Mushrooms in and of themselves are certainly not sinful eating. They are low in calories, fat, and sugars but provide a good source of protein and vitamin D. They also contain fiber and vitamin C and a list of other cancer-fighting antioxidants. They contain polyphenols and polysaccharides that have antioxidant properties and are heart-healthy, which help counteract the aging process of cells and aid the immune system. Antioxidants like glutathione and fibers such as beta-glucan, both contained in mushrooms, support the cell processes of warding off infection and eliminating other detrimental foreign substances. Vitamin C signals the immune system to form cells that react with invasive agents and diseases like cancer to fight them off.
More studies delve into mushrooms’ properties that help the heart, reduce inflammation, lower cholesterol, balance the bacteria that line the gut, and help control rises in blood sugar. Beta-glucan interacts with cholesterol to lessen its absorption into the bloodstream, while ergothioneine, an amino acid occurring in mushrooms, keeps triglycerides busy and out of the way. This interaction may explain one study that found that men who consumed mushroom powder during a meal ended up with lower cholesterol and triglycerides afterward. Researchers continue to look into whether ergothioneine can also combat the formation of plaque on the arterial walls, responsible for setting up conditions that lead to heart disease. Mushrooms’ bountiful antioxidants may boost the good bacteria in the GI tract and help control blood sugar, but more studies should be done on this to tell for sure.
Check out this video below to see six simple ways to prepare mushrooms:
What Dishes Can I Use Steamed Mushrooms In?
Much like tofu, mushrooms have a mild earthy flavor that complements just about any savory food, and they can take on other flavors depending on what you use in the cooking process. Steam them with broth, wine, or both instead of water. Mix in a few teaspoons of lemon juice, mustard, or vinegar to the pot if you’re going for a stronger taste. Add fresh or dried herbs before steaming to impart more flavor or atop the finished dish. They’re great for smothering proteins and main dishes or making side dishes shine. And thanks to their nutritional composition, they bring enough protein to be filling yet so little of anything that would take health food fans aback.
Steam mushrooms with herbs and a light, flavorful broth, and they make a great side dish on their own.
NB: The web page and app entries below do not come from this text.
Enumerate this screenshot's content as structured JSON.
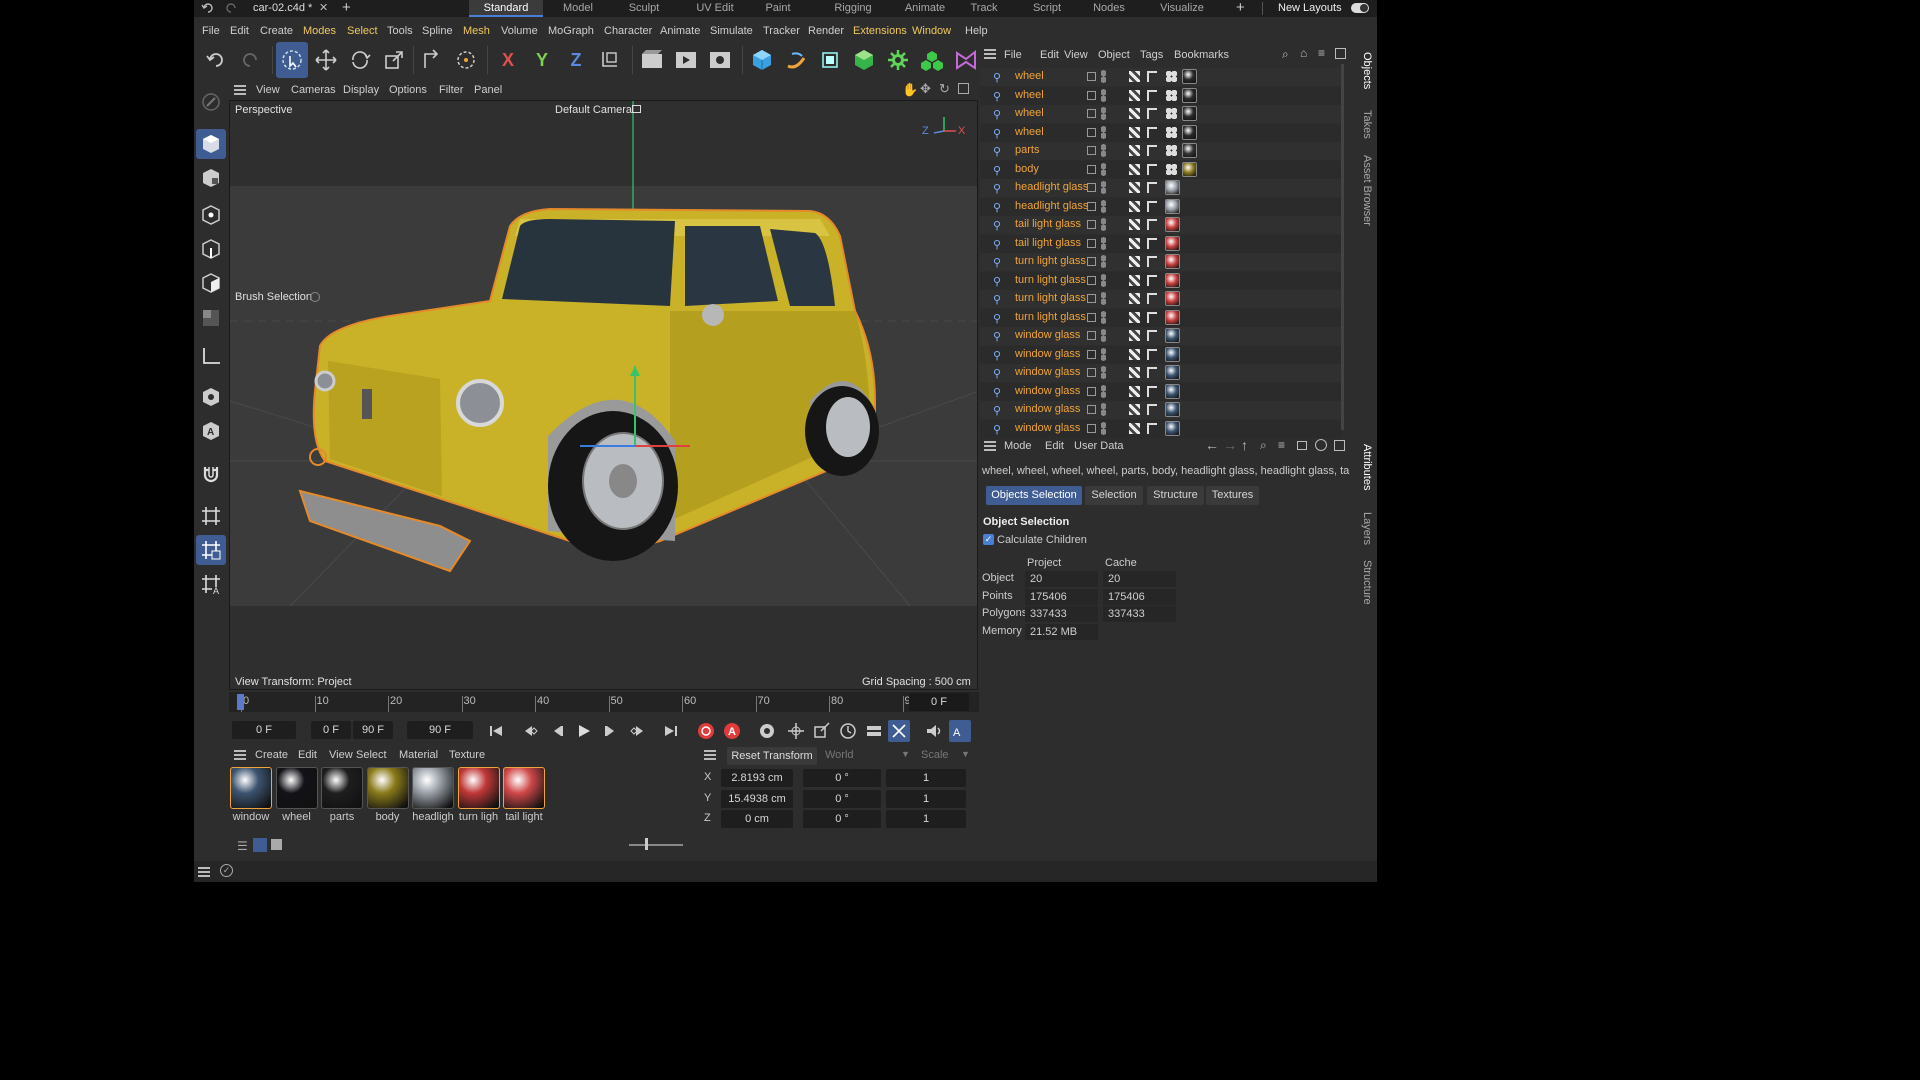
{
  "layoutbar": {
    "doc_title": "car-02.c4d *",
    "tabs": [
      "Standard",
      "Model",
      "Sculpt",
      "UV Edit",
      "Paint",
      "Rigging",
      "Animate",
      "Track",
      "Script",
      "Nodes",
      "Visualize"
    ],
    "active_tab": "Standard",
    "new_layouts": "New Layouts"
  },
  "menubar": [
    "File",
    "Edit",
    "Create",
    "Modes",
    "Select",
    "Tools",
    "Spline",
    "Mesh",
    "Volume",
    "MoGraph",
    "Character",
    "Animate",
    "Simulate",
    "Tracker",
    "Render",
    "Extensions",
    "Window",
    "Help"
  ],
  "menubar_highlight": [
    "Modes",
    "Select",
    "Mesh",
    "Extensions",
    "Window"
  ],
  "toolbar_icons": [
    "undo-icon",
    "redo-icon",
    "live-selection-icon",
    "move-icon",
    "rotate-icon",
    "scale-icon",
    "transfer-icon",
    "dynamic-place-icon",
    "x-axis-icon",
    "y-axis-icon",
    "z-axis-icon",
    "coordinate-system-icon",
    "render-view-icon",
    "render-picture-viewer-icon",
    "render-settings-icon",
    "cube-icon",
    "bend-icon",
    "subdivide-icon",
    "polygon-icon",
    "cloner-icon",
    "generator-icon",
    "spline-pen-icon"
  ],
  "toolbar_axis_labels": [
    "X",
    "Y",
    "Z"
  ],
  "left_tools": [
    "brush-icon",
    "model-mode-icon",
    "texture-mode-icon",
    "point-mode-icon",
    "edge-mode-icon",
    "polygon-mode-icon",
    "uv-mode-icon",
    "axis-mode-icon",
    "solo-icon",
    "auto-snap-icon",
    "magnet-icon",
    "workplane-icon",
    "grid-snap-icon",
    "quantize-icon"
  ],
  "viewport": {
    "menu": [
      "View",
      "Cameras",
      "Display",
      "Options",
      "Filter",
      "Panel"
    ],
    "projection": "Perspective",
    "camera": "Default Camera",
    "brush_selection": "Brush Selection",
    "view_transform": "View Transform: Project",
    "grid_spacing": "Grid Spacing : 500 cm",
    "axis_z": "Z",
    "axis_x": "X"
  },
  "timeline": {
    "ticks": [
      "0",
      "10",
      "20",
      "30",
      "40",
      "50",
      "60",
      "70",
      "80",
      "90"
    ],
    "current_frame_display": "0 F",
    "frame_field": "0 F",
    "range_start": "0 F",
    "range_end": "90 F",
    "range_end2": "90 F"
  },
  "materials": {
    "menu": [
      "Create",
      "Edit",
      "View",
      "Select",
      "Material",
      "Texture"
    ],
    "items": [
      {
        "label": "window",
        "color": "#3c5470"
      },
      {
        "label": "wheel",
        "color": "#121218"
      },
      {
        "label": "parts",
        "color": "#1e1e1e"
      },
      {
        "label": "body",
        "color": "#8a7a1a"
      },
      {
        "label": "headligh",
        "color": "#9aa0a8"
      },
      {
        "label": "turn ligh",
        "color": "#c03838"
      },
      {
        "label": "tail light",
        "color": "#d04848"
      }
    ]
  },
  "coords": {
    "reset_transform": "Reset Transform",
    "space": "World",
    "scale_mode": "Scale",
    "rows": [
      {
        "axis": "X",
        "pos": "2.8193 cm",
        "rot": "0 °",
        "scale": "1"
      },
      {
        "axis": "Y",
        "pos": "15.4938 cm",
        "rot": "0 °",
        "scale": "1"
      },
      {
        "axis": "Z",
        "pos": "0 cm",
        "rot": "0 °",
        "scale": "1"
      }
    ]
  },
  "object_manager": {
    "menu": [
      "File",
      "Edit",
      "View",
      "Object",
      "Tags",
      "Bookmarks"
    ],
    "objects": [
      {
        "name": "wheel",
        "tag": "#2a2a2a"
      },
      {
        "name": "wheel",
        "tag": "#2a2a2a"
      },
      {
        "name": "wheel",
        "tag": "#2a2a2a"
      },
      {
        "name": "wheel",
        "tag": "#2a2a2a"
      },
      {
        "name": "parts",
        "tag": "#333"
      },
      {
        "name": "body",
        "tag": "#8a7a1a"
      },
      {
        "name": "headlight glass",
        "tag": "#9aa0a8"
      },
      {
        "name": "headlight glass",
        "tag": "#9aa0a8"
      },
      {
        "name": "tail light glass",
        "tag": "#c94040"
      },
      {
        "name": "tail light glass",
        "tag": "#c94040"
      },
      {
        "name": "turn light glass",
        "tag": "#c94040"
      },
      {
        "name": "turn light glass",
        "tag": "#c94040"
      },
      {
        "name": "turn light glass",
        "tag": "#c94040"
      },
      {
        "name": "turn light glass",
        "tag": "#c94040"
      },
      {
        "name": "window glass",
        "tag": "#3c5470"
      },
      {
        "name": "window glass",
        "tag": "#3c5470"
      },
      {
        "name": "window glass",
        "tag": "#3c5470"
      },
      {
        "name": "window glass",
        "tag": "#3c5470"
      },
      {
        "name": "window glass",
        "tag": "#3c5470"
      },
      {
        "name": "window glass",
        "tag": "#3c5470"
      }
    ]
  },
  "attributes": {
    "menu": [
      "Mode",
      "Edit",
      "User Data"
    ],
    "selection_summary": "wheel, wheel, wheel, wheel, parts, body, headlight glass, headlight glass, tail light",
    "tabs": [
      "Objects Selection",
      "Selection",
      "Structure",
      "Textures"
    ],
    "section_title": "Object Selection",
    "calculate_children": "Calculate Children",
    "col_project": "Project",
    "col_cache": "Cache",
    "rows": [
      {
        "label": "Object",
        "project": "20",
        "cache": "20"
      },
      {
        "label": "Points",
        "project": "175406",
        "cache": "175406"
      },
      {
        "label": "Polygons",
        "project": "337433",
        "cache": "337433"
      },
      {
        "label": "Memory",
        "project": "21.52 MB",
        "cache": ""
      }
    ]
  },
  "side_tabs": [
    "Objects",
    "Takes",
    "Asset Browser",
    "Attributes",
    "Layers",
    "Structure"
  ],
  "accent": "#3f5d93",
  "highlight_menu_color": "#f0c95c",
  "object_name_color": "#f0a43a"
}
A heaping one or two cups of steamed mushrooms can take center stage in the main course of risotto, rice pilaf, or pasta. Add vegetables to one of these, which you can steam with the mushrooms, or a flavorful sauce or sprinkling of cheese.
Add steamed mushrooms and seasoning over any protein, from chicken, fish, or steak to tofu, to make a restaurant-worthy meal that will keep you feeling satisfied for hours. Even more elegant, reserve some herbed broth or wine instead of using all of it in the steaming process and thicken for a healthy version of a delectable sauce. As either a variation on or an addition to the county fair classic grilled bratwurst with peppers and onions, sprinkle steamed mushrooms on top of your sausage or veggie bratwurst.
Mushrooms mix well with the equally mild flavor of eggs, so use steamed mushrooms in an omelet or scrambled eggs, by themselves or with onions and sweet or spicy peppers. Steam them with spinach and peppers and spoon on top of flatbread, adding cheese, fresh tomatoes, onions, Canadian bacon, pineapple, spicy peppers, or any combination you love.
Mushrooms have always made a great topping for burgers, and when they’re steamed instead of sauteed with oil, you can add as many as you like with no extra fat grams on the tally. Many people even use a big portobello to replace a burger or sandwich filling or served without a bun as a steak.
Opting for steamed mushrooms instead of sauteed or roasted gives you moist, tender texture with no oil or butter necessary. Steaming is an easy, low-maintenance cooking method, and steamed mushrooms pair well with a long list of delicious foods. Enjoy!
Want to eat clean? Check out this delicious recipe of steamed shiitake mushrooms: